During his first three seasons as a member of the Ohio State Buckeyes, quarterback Braxton Miller ran the ball 557 times for 3,054 yards. Miller is one of the premier dual-threat quarterbacks in the nation, but he’s also suffered numerous injuries caused by his scrambling.
Miller emphasized better conditioning during the off season, and he expects those injuries to be far less problematic this fall.
Braxton Miller up to 221 pounds (from 212) but still feels faster. As for taking same pounding as last year? “That ain’t gonna happen.”
— Jeremy Fowler (@JFowlerCBS) July 28, 2014
The Buckeyes can also help Miller by relying less on him as the one of the team’s primary ball carriers. Unfortunately, they may not have that luxury.
Miller is the team’s leading returning rusher despite missing two games last season.

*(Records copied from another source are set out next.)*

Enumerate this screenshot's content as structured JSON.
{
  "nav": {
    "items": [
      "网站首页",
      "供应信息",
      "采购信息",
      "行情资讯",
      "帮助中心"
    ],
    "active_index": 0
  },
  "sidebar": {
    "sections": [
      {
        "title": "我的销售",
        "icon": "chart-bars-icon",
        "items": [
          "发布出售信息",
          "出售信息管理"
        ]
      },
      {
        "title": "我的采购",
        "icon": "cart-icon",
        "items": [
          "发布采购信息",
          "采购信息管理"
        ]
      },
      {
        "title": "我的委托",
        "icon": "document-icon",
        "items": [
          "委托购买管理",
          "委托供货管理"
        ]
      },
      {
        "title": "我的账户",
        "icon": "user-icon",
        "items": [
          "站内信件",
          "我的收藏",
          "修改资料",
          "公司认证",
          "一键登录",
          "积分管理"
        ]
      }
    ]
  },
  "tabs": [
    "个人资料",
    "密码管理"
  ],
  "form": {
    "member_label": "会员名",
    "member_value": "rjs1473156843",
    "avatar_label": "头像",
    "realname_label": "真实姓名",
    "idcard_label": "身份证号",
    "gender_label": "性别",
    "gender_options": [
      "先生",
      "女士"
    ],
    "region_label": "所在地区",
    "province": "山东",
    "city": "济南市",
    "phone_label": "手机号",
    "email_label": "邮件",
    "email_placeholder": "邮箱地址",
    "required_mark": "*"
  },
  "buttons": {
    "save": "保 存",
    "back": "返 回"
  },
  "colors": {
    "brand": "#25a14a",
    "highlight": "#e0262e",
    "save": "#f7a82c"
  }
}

There is plenty of talent in the Buckeyes’ backfield with Ezekiel Elliot, Bri’onte Dunn, and Rod Smith, but it’s largely unproven. The Buckeyes desperately need one of these running backs to take over the role vacated by Carlos Hyde, who led the team with 1,521 rushing yards last season. This year’s backs don’t need to be as productive as Hyde was, but they have to take the pressure off of Miller to prevent the quarterback from becoming the team’s primary rushing threat.
Miller may not get much of a reprieve even when he drops back to pass. Four starters along the offensive line graduated and are no longer on the roster. And Taylor Decker is switching from right tackle to left tackle. This unit is going to need time to gel.
Miller is now physically ready to take the pounding which comes during the Big Ten’s regular season, and he’s going to need it.